Cover image for Bridging the river of hatred : the pioneering efforts of Detroit Police Commissioner George Edwards
Bridging the river of hatred : the pioneering efforts of Detroit Police Commissioner George Edwards
Stolberg, Mary M.
Personal Author:
Publication Information:
Detroit : Wayne State University Press, [1998]

Physical Description:
347 pages : illustrations ; 24 cm.
Format :


Call Number
Material Type
Home Location
Item Holds
HV7911.E37 S76 1998 Adult Non-Fiction Central Closed Stacks

On Order



Bridging the River of Hatred portrays the career of George Clifton Edwards, Jr., Detroit's visionary police commissioner whose efforts to bring racial equality, minority recruiting, and community policing to Detroit's police department in the early 1960s met with much controversy within the city's administration. At a crucial time when the Civil Rights movement was gaining momentum and hostility between urban police forces and African Americans was close to eruption, Edwards chose solving racial and urban problems as his mission. Incorporating material from a manuscript that Edwards wrote before his death, supplemented by historical research, Stolberg provides a rare case study of problems in policing, the impoverishment of American cities, and the evolution of race relations during the turbulent 1960s. Edwards' vision and hope for Detroit gives depth to the national view of Detroit as a symbol of urban decline and offers lessons to be applied to current social and urban problems.

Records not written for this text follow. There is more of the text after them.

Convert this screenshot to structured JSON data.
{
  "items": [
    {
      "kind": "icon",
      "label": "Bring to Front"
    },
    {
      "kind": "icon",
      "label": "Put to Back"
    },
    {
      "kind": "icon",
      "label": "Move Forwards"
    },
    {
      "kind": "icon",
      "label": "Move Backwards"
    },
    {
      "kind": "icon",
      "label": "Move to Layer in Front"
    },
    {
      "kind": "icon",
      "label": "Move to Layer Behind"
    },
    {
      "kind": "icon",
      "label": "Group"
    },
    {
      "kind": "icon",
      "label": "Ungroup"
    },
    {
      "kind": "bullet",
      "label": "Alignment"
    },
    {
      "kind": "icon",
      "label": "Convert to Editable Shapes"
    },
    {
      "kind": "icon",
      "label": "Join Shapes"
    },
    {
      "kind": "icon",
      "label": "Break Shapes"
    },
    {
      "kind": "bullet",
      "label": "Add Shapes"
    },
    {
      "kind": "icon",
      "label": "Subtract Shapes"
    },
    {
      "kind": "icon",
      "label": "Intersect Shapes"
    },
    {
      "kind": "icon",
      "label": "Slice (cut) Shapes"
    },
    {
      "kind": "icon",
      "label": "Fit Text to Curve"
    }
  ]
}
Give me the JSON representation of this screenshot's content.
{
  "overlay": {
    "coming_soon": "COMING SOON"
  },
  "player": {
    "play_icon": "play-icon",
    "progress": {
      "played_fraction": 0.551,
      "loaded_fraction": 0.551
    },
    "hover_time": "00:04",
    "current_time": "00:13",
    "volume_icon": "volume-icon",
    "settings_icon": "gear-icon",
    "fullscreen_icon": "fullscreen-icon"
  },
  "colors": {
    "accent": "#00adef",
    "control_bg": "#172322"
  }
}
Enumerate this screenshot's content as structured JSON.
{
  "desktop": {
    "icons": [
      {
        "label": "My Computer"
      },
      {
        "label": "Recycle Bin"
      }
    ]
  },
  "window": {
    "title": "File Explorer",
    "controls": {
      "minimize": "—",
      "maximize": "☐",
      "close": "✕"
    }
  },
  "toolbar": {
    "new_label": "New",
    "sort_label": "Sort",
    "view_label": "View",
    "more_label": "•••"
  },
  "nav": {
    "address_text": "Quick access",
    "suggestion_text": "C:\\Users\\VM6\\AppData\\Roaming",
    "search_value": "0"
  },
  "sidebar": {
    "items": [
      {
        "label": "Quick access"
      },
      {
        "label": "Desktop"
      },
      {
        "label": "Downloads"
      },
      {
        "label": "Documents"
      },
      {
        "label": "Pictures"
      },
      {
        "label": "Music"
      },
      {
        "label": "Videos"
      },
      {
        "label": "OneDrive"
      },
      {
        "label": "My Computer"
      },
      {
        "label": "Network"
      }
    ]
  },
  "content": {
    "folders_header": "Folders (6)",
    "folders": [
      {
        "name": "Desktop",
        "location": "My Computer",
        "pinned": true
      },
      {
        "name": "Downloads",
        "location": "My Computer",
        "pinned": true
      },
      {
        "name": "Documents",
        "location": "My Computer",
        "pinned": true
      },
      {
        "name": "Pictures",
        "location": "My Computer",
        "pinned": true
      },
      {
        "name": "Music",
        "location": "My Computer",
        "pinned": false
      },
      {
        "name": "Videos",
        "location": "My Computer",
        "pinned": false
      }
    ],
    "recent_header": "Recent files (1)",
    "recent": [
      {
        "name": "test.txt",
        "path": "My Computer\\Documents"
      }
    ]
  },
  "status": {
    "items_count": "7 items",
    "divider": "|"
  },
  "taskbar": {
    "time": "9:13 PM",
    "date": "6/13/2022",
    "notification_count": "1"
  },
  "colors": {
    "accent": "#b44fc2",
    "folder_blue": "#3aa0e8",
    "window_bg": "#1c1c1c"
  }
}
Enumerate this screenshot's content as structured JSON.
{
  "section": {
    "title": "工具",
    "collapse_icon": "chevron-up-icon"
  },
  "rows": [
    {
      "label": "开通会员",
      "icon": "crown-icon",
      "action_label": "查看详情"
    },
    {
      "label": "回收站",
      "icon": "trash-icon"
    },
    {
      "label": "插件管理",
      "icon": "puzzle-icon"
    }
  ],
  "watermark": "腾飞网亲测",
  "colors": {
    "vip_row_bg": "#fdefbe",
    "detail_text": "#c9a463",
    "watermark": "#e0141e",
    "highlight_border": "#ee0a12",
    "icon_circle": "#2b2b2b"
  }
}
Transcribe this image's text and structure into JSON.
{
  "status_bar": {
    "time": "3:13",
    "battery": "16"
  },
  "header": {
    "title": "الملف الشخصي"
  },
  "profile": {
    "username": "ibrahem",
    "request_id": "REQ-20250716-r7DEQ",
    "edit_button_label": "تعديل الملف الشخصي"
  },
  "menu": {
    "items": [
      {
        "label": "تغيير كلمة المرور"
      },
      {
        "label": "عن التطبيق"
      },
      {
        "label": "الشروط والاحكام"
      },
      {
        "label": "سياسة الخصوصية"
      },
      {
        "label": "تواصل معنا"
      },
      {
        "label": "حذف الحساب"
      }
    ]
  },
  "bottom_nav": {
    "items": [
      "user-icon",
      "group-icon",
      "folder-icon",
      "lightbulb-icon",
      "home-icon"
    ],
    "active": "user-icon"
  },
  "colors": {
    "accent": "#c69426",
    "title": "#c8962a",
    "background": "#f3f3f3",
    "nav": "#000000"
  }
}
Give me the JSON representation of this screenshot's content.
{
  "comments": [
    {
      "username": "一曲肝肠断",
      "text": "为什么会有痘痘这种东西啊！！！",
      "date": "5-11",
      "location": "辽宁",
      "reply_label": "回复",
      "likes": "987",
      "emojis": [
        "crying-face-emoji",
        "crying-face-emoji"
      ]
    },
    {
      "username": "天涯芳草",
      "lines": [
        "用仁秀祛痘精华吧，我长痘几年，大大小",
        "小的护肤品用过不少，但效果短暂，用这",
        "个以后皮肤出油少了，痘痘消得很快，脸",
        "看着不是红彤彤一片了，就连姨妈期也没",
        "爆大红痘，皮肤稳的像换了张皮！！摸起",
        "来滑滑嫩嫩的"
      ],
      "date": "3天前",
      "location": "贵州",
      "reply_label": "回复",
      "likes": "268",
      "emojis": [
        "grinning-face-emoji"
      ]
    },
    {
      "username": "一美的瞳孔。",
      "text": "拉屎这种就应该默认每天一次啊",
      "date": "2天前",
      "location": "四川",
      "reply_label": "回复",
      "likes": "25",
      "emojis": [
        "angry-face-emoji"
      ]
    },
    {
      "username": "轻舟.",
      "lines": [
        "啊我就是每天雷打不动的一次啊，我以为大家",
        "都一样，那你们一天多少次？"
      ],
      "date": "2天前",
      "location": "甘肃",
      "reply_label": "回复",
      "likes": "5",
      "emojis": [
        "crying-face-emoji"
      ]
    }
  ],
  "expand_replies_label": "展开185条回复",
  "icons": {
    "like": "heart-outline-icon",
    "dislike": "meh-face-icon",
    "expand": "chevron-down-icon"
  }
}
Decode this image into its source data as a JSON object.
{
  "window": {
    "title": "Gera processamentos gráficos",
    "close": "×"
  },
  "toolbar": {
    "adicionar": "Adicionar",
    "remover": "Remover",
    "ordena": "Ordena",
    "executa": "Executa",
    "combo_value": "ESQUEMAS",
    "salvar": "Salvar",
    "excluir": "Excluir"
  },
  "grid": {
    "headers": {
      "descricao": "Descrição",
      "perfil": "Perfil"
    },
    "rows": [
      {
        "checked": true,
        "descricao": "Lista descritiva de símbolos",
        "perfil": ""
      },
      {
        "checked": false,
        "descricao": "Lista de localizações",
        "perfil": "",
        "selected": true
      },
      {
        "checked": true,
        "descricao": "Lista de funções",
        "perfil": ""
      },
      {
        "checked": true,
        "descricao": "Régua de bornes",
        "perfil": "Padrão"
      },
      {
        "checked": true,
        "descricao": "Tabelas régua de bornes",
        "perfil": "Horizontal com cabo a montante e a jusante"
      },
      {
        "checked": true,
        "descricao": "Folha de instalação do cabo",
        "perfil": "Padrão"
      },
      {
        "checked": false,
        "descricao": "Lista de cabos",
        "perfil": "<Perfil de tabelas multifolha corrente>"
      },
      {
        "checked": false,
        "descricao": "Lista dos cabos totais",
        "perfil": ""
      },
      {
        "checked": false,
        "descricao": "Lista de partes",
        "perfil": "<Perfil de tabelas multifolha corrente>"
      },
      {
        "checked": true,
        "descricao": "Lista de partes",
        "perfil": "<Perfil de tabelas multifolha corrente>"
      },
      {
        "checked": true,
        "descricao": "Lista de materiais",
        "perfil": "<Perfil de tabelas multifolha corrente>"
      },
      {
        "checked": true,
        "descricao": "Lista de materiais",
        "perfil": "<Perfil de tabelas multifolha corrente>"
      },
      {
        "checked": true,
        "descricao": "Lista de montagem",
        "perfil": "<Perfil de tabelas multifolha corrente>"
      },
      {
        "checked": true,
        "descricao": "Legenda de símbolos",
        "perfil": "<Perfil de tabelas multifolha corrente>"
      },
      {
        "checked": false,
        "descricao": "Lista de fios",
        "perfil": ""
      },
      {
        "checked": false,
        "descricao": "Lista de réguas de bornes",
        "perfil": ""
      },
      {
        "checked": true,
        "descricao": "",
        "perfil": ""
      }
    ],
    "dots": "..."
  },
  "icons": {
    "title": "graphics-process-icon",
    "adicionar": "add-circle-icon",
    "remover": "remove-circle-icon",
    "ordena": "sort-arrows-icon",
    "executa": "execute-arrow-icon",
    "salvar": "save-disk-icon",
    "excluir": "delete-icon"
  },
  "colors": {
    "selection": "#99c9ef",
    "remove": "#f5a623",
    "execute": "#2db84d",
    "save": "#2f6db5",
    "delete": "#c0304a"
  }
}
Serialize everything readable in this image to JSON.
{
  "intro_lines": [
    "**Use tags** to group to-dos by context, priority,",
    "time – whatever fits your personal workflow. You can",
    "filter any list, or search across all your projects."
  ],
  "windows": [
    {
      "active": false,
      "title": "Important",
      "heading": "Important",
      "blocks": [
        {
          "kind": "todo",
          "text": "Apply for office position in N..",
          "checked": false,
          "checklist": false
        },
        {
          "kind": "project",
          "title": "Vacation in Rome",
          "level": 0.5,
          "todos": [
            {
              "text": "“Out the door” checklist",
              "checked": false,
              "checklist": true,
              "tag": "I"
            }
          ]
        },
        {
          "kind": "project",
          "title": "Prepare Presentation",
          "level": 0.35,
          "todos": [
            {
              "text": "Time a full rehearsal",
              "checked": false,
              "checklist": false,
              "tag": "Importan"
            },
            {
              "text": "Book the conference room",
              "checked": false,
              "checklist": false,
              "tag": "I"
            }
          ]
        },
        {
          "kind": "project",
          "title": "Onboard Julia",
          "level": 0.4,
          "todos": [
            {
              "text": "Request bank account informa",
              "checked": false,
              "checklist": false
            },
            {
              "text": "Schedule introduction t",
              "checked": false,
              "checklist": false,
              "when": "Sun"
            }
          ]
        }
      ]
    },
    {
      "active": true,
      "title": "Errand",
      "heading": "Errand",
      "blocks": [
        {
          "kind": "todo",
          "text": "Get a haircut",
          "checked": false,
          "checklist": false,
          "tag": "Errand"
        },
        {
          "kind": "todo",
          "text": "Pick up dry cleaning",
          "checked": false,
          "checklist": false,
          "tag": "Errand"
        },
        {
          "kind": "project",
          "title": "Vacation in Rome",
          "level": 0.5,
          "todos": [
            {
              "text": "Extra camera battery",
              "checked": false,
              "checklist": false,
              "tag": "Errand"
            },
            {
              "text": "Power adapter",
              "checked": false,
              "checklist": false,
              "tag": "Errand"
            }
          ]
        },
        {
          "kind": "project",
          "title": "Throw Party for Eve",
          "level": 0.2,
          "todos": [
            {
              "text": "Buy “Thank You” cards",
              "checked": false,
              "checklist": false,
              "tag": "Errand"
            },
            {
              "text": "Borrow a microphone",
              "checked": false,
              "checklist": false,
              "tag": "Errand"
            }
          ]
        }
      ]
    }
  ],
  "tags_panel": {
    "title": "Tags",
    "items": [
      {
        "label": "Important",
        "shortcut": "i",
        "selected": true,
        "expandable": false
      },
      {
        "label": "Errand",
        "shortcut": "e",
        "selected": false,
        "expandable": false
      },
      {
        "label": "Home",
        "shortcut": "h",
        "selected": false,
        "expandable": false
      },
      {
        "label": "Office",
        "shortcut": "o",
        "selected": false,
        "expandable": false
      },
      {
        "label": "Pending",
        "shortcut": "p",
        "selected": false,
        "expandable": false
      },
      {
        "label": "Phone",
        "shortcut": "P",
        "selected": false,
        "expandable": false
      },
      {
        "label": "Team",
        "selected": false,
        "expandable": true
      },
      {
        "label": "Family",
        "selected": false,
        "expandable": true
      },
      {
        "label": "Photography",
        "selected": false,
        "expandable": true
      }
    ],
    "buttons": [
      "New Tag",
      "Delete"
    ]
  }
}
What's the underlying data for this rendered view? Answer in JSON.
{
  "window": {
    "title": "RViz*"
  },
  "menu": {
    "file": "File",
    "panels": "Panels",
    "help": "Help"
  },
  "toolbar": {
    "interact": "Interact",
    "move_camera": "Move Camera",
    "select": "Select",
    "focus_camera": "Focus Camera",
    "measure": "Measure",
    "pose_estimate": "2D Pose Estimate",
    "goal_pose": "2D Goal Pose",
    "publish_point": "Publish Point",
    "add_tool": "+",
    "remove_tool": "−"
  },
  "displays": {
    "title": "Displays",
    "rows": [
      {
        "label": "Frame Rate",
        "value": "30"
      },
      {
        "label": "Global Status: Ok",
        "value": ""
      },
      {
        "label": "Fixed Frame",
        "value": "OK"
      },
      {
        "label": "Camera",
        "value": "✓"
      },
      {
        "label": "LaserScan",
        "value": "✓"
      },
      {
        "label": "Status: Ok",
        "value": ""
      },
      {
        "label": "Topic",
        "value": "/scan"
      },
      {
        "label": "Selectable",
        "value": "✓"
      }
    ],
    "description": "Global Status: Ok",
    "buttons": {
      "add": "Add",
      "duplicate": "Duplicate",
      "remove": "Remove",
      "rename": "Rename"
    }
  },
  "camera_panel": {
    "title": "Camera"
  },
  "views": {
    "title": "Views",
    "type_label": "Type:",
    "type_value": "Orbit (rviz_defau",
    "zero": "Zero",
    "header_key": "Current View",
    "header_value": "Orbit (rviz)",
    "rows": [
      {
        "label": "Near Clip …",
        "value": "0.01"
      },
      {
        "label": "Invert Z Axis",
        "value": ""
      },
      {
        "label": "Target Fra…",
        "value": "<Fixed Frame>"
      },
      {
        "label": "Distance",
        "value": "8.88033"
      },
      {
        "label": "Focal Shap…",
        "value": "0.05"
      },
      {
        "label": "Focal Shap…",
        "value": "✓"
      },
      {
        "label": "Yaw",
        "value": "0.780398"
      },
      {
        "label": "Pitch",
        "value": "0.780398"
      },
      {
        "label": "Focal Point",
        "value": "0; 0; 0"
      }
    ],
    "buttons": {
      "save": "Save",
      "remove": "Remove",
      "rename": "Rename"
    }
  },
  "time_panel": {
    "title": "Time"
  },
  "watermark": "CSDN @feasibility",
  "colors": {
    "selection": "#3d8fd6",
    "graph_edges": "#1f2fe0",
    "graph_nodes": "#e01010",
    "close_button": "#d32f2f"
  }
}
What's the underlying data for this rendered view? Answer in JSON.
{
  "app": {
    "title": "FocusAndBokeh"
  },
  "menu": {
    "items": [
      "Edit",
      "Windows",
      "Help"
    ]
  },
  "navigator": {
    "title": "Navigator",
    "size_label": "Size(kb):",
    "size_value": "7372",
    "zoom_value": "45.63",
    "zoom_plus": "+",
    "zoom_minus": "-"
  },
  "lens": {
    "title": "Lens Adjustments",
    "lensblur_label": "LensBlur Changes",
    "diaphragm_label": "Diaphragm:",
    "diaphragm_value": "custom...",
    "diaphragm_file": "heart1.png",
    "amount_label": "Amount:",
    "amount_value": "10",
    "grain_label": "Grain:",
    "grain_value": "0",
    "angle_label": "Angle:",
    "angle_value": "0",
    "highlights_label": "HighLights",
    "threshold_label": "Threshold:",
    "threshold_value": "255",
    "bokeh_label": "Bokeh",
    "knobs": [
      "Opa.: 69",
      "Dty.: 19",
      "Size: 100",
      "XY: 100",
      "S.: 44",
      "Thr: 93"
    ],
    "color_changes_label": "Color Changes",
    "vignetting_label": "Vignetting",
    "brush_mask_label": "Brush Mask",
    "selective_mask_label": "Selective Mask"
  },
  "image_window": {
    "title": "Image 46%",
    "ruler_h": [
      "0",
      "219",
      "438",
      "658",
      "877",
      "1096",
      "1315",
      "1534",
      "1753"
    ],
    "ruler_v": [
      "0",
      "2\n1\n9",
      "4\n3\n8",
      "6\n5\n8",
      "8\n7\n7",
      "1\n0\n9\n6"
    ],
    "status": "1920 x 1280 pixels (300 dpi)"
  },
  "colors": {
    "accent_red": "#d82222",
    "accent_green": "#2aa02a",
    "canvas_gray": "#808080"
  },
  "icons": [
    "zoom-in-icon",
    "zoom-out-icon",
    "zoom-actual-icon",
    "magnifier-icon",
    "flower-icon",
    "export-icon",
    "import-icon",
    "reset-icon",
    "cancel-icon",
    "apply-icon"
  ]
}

Author Notes

Mary Stolberg, a former reporter for the Pittsburgh Press, is the author of Fighting Organized Crime (Northeastern University Press, 1995).

Reviews 1

Choice Review

Stolberg's compelling book tells the story of the political career of George Edwards. Focusing on Edwards's term as police commissioner for Detroit, the author closely examines the strengths and weaknesses of liberalism as applied to community relations in the city. Edwards, who was roundly criticized by conservatives for being committed to social justice and having a "social work" approach to crime, experienced tremendous resistance to his innovations from the police bureaucracy. In retrospect, many of the reforms advocated by Edwards, such as community policing, prefigured changes in policing that have recently been implemented in major cities. The strength of this book is that it shows that determined leadership can make a difference. Unfortunately, Edwards's innovations were later undermined by the changing political economy of Detroit. Stolberg's book is the study of a microcosm of political reactions to a leader committed to civil rights during this era. Students of urban affairs, African American history, and law enforcement can gain valuable insights from this work, especially because Detroit is such an important example of a city in turmoil in the 1960s. All levels. P. Seybold Indiana University-Bloomington